## YOUR OBJECTIVE
Read the records below. Copy each line where the string "that" occurs.

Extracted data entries
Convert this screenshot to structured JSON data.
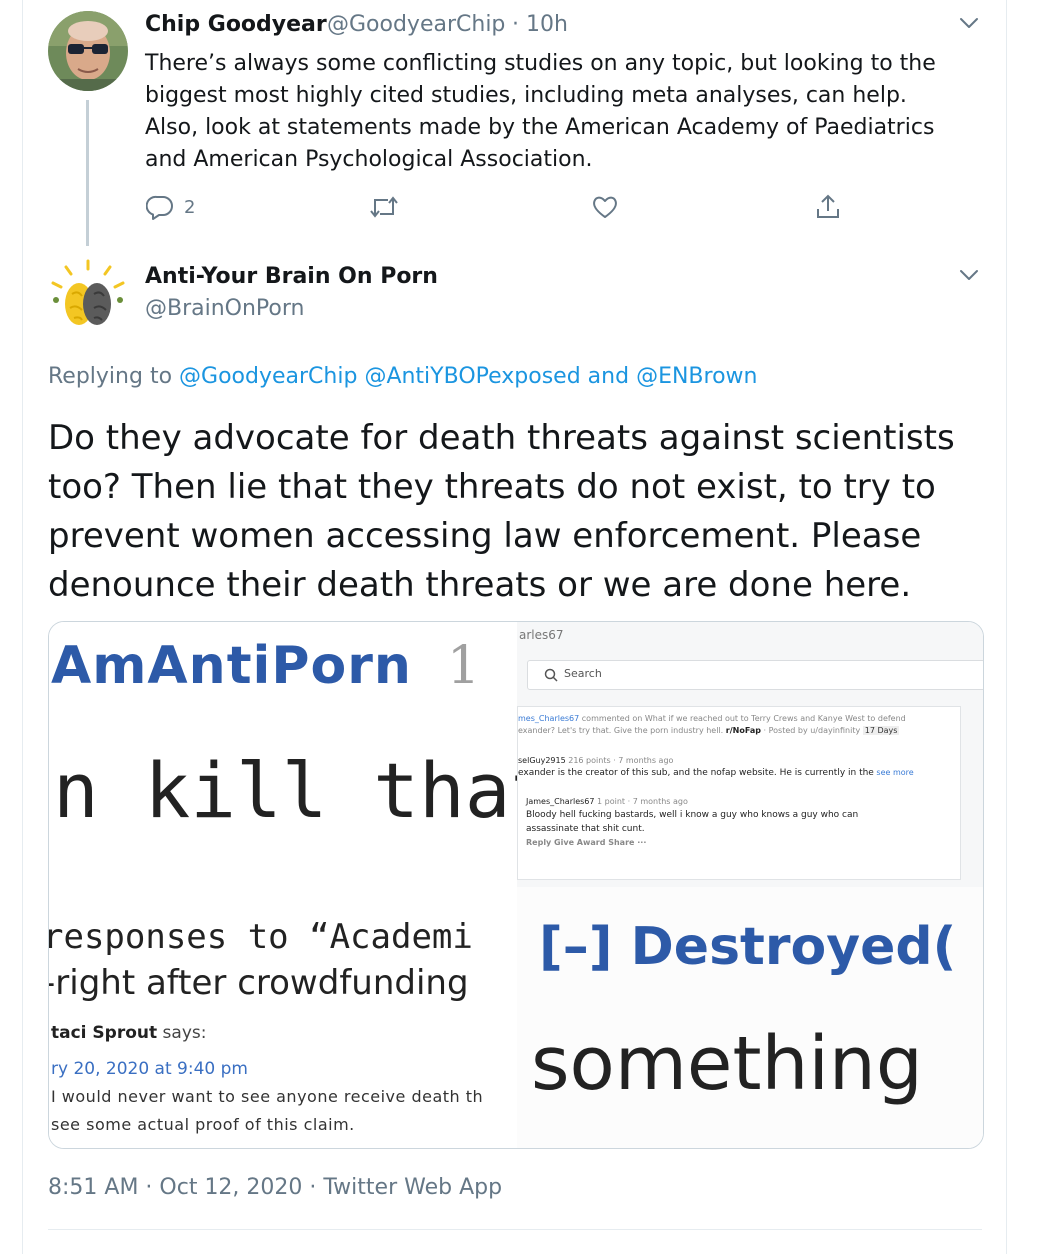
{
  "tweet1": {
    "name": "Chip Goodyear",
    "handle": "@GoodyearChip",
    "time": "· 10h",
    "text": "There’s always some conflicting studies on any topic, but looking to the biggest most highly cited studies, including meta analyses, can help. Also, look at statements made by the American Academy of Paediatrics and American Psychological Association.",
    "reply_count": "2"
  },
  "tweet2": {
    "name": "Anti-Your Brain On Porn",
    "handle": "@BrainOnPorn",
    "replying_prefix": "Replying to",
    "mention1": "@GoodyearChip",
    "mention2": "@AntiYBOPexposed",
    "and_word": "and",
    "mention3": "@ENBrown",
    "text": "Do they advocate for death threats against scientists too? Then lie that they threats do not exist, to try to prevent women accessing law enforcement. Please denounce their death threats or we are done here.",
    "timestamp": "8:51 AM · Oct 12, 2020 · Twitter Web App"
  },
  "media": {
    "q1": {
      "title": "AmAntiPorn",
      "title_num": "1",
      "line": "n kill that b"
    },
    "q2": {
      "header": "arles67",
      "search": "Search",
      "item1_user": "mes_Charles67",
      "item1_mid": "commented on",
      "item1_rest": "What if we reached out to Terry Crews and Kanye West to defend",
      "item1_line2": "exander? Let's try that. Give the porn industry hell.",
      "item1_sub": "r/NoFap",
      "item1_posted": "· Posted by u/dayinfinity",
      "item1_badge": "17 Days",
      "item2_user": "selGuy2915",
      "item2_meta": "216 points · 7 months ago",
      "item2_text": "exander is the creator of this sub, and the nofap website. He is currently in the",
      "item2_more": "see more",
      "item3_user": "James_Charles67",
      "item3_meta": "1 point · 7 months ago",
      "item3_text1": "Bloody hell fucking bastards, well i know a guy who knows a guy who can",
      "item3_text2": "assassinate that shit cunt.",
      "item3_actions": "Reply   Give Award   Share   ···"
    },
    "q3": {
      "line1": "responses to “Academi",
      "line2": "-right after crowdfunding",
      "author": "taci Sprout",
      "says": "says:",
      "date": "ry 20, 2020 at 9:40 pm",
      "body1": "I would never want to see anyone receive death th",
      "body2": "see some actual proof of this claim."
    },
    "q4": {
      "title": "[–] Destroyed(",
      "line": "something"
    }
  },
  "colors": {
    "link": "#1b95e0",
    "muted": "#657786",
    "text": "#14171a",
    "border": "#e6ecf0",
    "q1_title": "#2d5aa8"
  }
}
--
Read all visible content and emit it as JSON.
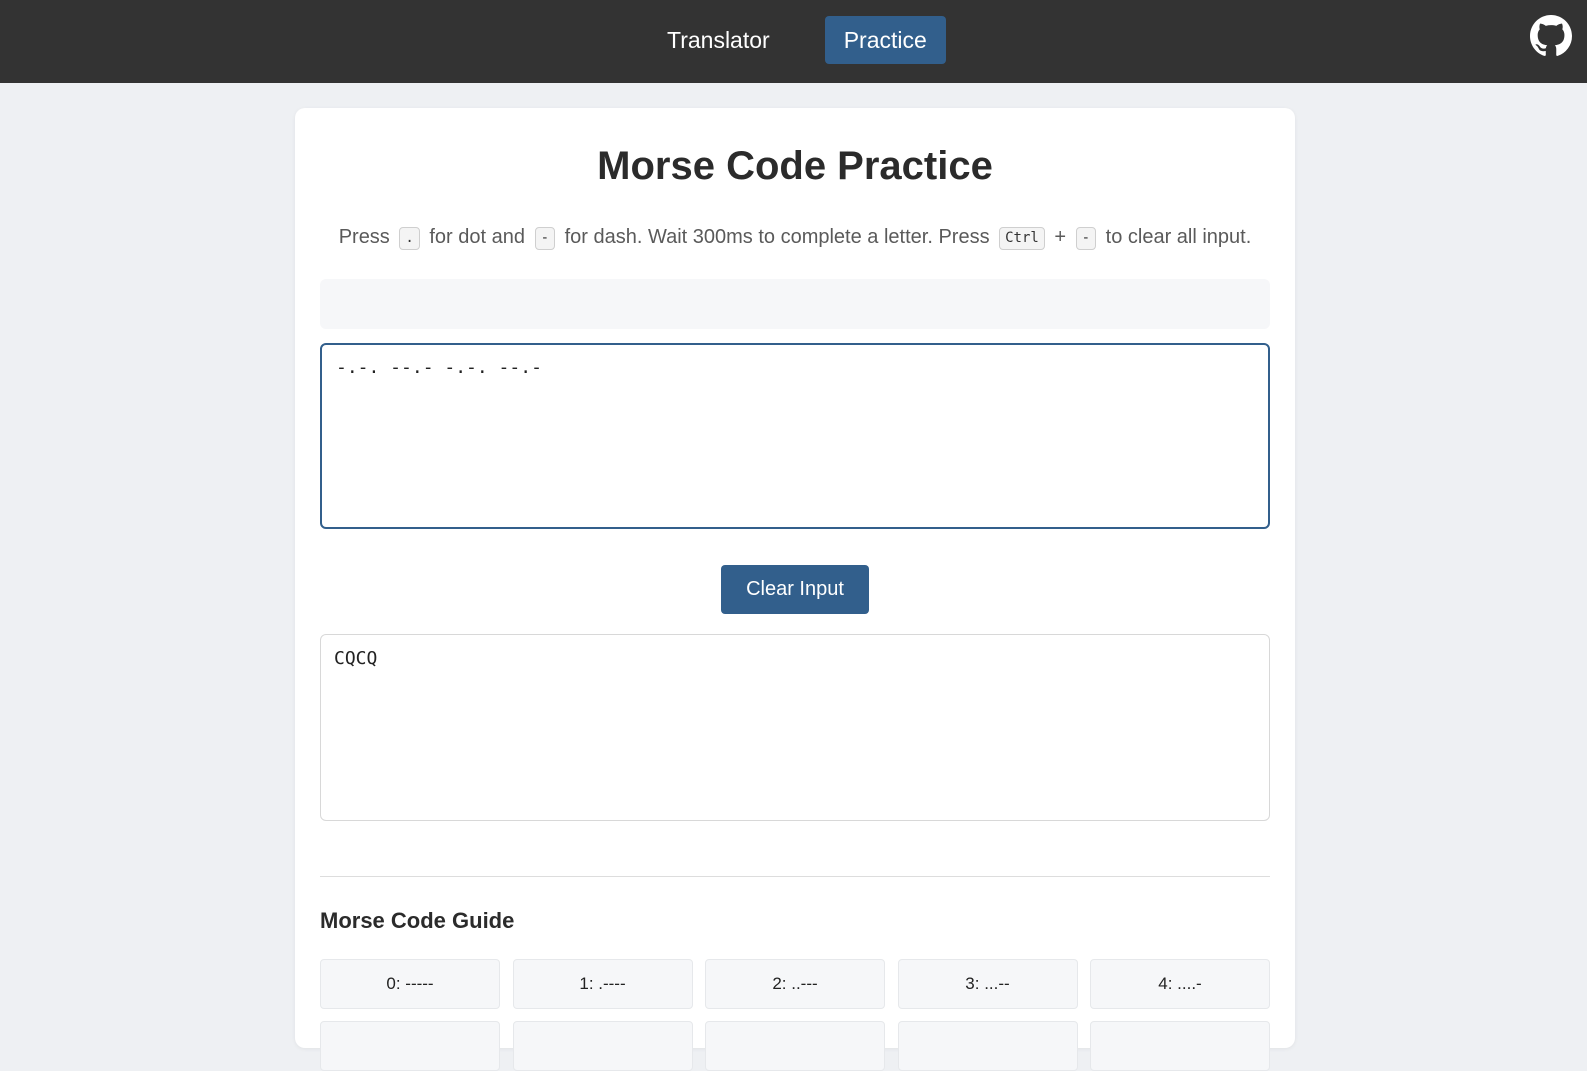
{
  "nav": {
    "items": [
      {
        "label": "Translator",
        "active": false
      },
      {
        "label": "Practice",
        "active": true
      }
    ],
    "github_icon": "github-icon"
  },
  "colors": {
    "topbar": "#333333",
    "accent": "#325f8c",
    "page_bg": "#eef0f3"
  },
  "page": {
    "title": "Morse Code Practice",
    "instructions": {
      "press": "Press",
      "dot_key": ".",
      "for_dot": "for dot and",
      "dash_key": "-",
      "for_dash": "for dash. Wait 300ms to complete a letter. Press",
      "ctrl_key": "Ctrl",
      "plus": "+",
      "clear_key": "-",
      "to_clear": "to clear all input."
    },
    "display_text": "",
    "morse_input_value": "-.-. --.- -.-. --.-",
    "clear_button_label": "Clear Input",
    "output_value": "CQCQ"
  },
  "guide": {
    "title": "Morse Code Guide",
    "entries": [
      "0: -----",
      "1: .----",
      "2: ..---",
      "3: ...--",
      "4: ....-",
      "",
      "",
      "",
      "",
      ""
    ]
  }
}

## TASK RESPONSE
    "text": "Do they advocate for death threats against scientists too? Then lie that they threats do not exist, to try to prevent women accessing law enforcement. Please denounce their death threats or we are done here.",
      "line": "n kill that b"
      "item1_line2": "exander? Let's try that. Give the porn industry hell.",
      "item3_text2": "assassinate that shit cunt.",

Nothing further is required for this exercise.